Britain has become a nation of coffee lovers and café culture is booming. 


As a result, coffee bars are increasingly popular in the workplace. They require less space and fewer staff, encourage all day grazing, and tempt customers to stay on site. Michele Ribaudo, operations director at BaxterStorey, explains how to effectively introduce a coffee bar to your existing offer.

 
1 What is your aim? 

The first thing to consider is what you are trying to achieve from your coffee bar. Is it to use space more effectively, create a lively atmosphere or drive sales? A well-designed and managed coffee bar can do all three. Meeting rooms are often limited, so a coffee bar can provide a great venue for collaborative working or informal meetings. Many of our clients also want to create a ‘hub’ for their employees, where best practice and ideas are shared. 

2 Layout 

Creatively managing the space you have available will help enhance the employee experience. Ready-made kiosks can easily be wheeled into place, providing there is a power supply. These standalone units are simple to install and often have water tanks stored underneath, so there does not necessarily need to be any plumbing involved. Seating should be considered if space is limited. Trestle tables are great for encouraging collaborative working and high tables and stools are good options for socialising or to minimise dwell time. 


3 Location
To reduce queuing in an existing restaurant venue, consider other spaces in the building where footfall is high. We recently installed a coffee bar in the lobby of a building. Not only does this help with reducing restaurant queues, it enables us to serve other tenants and means employees do not have to go far to get a cup of coffee. This type of location also alleviates the temptation to purchase from the high street due to its convenience.


4 Consider the product

I have seen first-hand that when you focus on creating a quality coffee service through direct training, coffee sales increase. Creating a great cup of coffee is an art that requires real skill. However, training is often overlooked when running a coffee bar. Although a self-service coffee machine will provide employees with a standard beverage option, a quality coffee bar or kiosk can tick all the boxes. It offers strong product and service, additional meeting space and an area where employees will want to spend their time.
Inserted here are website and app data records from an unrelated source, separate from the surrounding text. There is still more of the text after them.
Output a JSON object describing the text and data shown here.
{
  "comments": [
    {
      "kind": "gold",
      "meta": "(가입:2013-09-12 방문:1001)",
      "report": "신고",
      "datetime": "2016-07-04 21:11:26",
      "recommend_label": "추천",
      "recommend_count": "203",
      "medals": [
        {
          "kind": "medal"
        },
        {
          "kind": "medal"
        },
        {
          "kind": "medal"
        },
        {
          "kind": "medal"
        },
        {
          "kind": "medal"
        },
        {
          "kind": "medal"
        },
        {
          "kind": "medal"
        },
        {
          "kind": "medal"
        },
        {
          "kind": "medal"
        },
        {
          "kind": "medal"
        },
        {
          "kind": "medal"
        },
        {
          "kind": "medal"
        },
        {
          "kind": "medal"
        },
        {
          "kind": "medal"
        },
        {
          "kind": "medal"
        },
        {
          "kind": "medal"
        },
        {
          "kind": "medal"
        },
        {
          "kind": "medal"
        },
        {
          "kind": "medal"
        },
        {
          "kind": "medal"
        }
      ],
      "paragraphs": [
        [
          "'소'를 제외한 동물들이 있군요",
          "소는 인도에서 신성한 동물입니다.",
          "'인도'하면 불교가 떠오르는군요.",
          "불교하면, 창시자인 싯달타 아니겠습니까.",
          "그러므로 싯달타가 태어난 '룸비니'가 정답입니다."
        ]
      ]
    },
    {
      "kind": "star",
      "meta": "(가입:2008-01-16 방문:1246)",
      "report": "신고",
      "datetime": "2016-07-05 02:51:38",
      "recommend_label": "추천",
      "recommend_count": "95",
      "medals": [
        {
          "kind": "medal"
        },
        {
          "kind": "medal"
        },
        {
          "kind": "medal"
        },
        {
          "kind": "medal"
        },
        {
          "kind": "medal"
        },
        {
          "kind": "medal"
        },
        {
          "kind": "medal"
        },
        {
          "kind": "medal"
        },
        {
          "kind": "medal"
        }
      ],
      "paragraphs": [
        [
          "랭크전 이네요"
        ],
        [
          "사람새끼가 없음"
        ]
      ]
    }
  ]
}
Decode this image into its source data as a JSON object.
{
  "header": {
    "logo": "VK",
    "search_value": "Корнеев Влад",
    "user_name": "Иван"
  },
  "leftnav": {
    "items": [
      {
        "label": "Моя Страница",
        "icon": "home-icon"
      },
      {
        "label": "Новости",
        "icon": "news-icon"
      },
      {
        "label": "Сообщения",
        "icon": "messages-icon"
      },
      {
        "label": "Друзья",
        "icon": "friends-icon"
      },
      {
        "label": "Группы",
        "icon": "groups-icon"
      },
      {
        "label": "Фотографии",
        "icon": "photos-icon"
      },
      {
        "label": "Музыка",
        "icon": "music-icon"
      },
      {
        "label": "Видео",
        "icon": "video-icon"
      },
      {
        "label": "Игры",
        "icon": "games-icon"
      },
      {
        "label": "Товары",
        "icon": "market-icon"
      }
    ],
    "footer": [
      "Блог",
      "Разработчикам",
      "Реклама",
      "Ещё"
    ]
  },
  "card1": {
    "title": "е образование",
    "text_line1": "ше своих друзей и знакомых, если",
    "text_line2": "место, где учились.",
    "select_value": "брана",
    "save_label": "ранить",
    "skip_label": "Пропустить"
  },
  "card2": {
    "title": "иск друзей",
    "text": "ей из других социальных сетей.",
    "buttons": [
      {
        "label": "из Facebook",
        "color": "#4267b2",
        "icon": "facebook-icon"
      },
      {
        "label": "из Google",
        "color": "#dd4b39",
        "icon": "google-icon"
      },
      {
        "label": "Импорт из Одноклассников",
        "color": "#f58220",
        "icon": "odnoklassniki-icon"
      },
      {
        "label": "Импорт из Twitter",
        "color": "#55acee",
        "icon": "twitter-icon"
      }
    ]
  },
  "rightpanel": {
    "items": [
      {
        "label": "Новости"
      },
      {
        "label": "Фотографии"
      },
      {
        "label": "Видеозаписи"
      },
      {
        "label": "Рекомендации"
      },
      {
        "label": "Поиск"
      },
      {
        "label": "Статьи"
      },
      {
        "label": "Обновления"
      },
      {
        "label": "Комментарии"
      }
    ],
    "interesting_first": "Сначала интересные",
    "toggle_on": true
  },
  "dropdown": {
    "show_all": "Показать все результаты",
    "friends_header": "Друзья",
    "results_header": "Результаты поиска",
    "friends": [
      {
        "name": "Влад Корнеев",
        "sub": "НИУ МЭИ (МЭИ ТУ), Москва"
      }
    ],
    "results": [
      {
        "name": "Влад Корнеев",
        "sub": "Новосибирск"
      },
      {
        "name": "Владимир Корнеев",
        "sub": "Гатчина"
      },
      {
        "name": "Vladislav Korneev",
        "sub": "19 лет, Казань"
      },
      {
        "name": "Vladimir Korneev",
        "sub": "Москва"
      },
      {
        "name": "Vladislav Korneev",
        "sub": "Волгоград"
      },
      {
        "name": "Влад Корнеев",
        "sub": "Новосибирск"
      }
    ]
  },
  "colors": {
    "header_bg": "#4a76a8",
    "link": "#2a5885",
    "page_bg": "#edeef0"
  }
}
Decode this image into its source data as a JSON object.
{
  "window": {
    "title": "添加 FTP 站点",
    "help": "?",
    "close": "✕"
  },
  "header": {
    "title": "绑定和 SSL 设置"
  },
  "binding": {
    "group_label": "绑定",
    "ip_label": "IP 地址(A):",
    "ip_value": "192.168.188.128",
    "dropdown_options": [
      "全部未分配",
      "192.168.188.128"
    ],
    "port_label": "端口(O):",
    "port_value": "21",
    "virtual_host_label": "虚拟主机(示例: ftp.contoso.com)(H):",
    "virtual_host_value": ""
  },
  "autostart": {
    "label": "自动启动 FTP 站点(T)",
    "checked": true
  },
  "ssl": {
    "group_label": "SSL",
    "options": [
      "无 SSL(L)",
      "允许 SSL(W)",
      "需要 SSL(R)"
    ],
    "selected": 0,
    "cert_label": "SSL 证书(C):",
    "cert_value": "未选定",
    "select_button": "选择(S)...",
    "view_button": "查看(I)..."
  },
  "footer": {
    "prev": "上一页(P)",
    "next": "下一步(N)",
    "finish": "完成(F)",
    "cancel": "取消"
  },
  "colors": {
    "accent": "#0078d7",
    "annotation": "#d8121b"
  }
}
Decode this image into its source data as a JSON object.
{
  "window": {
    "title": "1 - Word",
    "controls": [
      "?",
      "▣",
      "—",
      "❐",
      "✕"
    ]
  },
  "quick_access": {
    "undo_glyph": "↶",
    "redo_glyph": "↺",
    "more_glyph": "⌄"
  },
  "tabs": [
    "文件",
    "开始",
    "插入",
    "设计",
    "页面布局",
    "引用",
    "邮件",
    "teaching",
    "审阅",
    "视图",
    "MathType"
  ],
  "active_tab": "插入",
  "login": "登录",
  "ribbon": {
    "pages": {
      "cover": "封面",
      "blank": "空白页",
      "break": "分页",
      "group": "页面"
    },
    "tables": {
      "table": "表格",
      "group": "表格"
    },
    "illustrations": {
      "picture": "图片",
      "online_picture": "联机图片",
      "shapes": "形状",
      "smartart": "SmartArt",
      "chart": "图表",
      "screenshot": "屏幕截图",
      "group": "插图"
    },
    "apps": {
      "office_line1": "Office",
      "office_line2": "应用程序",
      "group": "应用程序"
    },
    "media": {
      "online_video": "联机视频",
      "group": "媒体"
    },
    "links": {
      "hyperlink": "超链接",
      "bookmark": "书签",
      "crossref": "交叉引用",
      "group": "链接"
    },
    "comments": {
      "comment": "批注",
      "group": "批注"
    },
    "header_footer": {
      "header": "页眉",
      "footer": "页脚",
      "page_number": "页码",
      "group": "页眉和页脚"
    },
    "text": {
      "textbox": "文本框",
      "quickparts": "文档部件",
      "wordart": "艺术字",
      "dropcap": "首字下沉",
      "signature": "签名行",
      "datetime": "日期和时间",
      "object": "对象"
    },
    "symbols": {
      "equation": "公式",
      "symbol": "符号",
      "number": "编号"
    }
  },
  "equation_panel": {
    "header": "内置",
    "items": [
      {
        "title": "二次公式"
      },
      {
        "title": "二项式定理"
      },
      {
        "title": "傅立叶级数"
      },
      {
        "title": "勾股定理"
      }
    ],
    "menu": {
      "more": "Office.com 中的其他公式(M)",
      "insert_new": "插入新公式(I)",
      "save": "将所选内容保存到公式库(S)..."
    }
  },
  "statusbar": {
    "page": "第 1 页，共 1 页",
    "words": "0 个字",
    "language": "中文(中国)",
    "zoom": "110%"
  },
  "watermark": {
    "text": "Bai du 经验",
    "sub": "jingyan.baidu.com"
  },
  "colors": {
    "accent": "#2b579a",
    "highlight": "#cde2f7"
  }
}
5 Stay competitive
The kiosk and surrounding space should look and feel like a high-street brand. Customers are discerning and will expect both familiarity and innovation. A retail design with a competitive product will help to keep employees on-site during breaks.